Bible or codex, call it what you want. You need somewhere to store all of the scribbles for your novel. I call mine an almanac.
It’s very easy to lose papers in a shuffle. You can have a great idea for a scene, quickly write it on a napkin, and then someone throws it away. Now, what was that great idea again? It’s gone forever.
Or you could have a sketch of your villain or a list of his descriptions, and when you are writing his scene, you forget what color eyes he had. Were they blue or grey? Wait, you wrote that down somewhere… but that paper is nowhere to be found. Now you have to read through the entire manuscript to see if you mentioned his eyes or just write it whichever way to edit it later.
This is where a book bible comes in. This is a place to store any information or details you have about your book. This could be a folder in your computer, on an app, or in a physical folder or binder. If you are artsy, you can design a pretty cover or include character sketches. If you are a minimalist, your bible might be pretty thin.
Do I Need A Book Bible?
Not necessarily. Many writers have written books without them. But for genres that include a lot of worldbuilding and characters, and for a series, you might want to consider it. J.K. Rowling spent years outlining the Harry Potter series before writing it. All of this planning shows in her work.
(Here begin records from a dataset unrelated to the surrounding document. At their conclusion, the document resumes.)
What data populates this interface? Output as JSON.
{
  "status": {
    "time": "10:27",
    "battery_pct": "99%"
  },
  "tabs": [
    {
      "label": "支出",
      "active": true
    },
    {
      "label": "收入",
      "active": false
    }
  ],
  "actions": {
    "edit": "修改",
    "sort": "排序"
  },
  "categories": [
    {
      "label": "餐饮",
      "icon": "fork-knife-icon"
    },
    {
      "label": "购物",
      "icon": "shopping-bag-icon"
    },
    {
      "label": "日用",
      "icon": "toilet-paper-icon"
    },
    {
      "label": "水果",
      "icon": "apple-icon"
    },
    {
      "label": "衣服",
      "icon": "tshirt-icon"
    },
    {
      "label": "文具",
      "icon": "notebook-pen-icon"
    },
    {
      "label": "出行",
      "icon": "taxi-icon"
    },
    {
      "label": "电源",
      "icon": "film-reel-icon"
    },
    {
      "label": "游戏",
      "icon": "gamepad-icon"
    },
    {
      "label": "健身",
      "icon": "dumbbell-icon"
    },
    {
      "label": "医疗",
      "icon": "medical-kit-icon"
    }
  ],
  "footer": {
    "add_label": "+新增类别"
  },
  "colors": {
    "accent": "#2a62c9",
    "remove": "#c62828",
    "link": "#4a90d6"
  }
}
A character who becomes important later on is mentioned in passing in the first book. There are so many Easter eggs readers love to find when rereading the series. If you want that sort of detail in your book, you might want to consider creating a bible.
If you feel lost in the details of your story, the reader will too.
How Do I Make a Book Bible?
You can’t go wrong however you do it. If you have a semi-organized collection of information about your book, congratulations, you’ve got yourself a book bible.
Some writers, like J.K. Rowling, create their collection while outlining, long before the writing process. Other writers make it as they write their first draft. As they invent new details, they jot it down under different categories like characters, setting, and events.
Some create theirs after the first draft when revisions begin. They make notes of inconsistencies to keep by their side as they edit. Does the policeman drive a blue car in one scene and black one in another? Is the city described to be constantly raining but every time the characters go outside it’s sunny? Is the superhero able to fly in one scene and never uses this power again? Write all of these details down into a bible as a reference point to simplify the editing process.
What Should I Include in My Book Bible?
Anything. Some bibles can be as big a novel, while some are a fraction of that size. Use whatever works for you. It might depend on the genre you are writing and the length of your book. Here are some ideas of things to include:
- Character profiles. These can include the characters’ appearances, motives, strengths, weaknesses, and backstories for future reference. (For a longer list of characteristics, check out this questionnaire on creative–writing–now.)
- Pictures of settings, characters, or moods. These can be hand-drawn, photos of celebrity lookalikes, or photographs of the world and scenery.
- Story outline, if you have one (and you should, but more about that in another post.)
- Timelines. Ensure the story makes sense chronologically. Is it summer for five months straight, but the characters live in Canada? Is every day Friday? Will it really take three days for five knights to travel from France to Bulgaria on horseback?
- All about the world. Consider their transportation, laws, government, customs, religions, state of living, and weather. (See more ideas from this questionnaire on the novel factory.)
- Ideas for specific scenes, or scenes you wrote out of order.
- Quotes the characters might say or motivational saying to get you writing.
- Research. This is pivotal for historical or science-based stories. What did people eat in ancient Egypt? How does a car explode? How long does it take for someone to bleed out? Make notes of all necessary information. (Your Google history might make you look like a serial killer. Recently, I was researching how fast a stab wound in the chest can kill. The answer? Not as fast as you think.)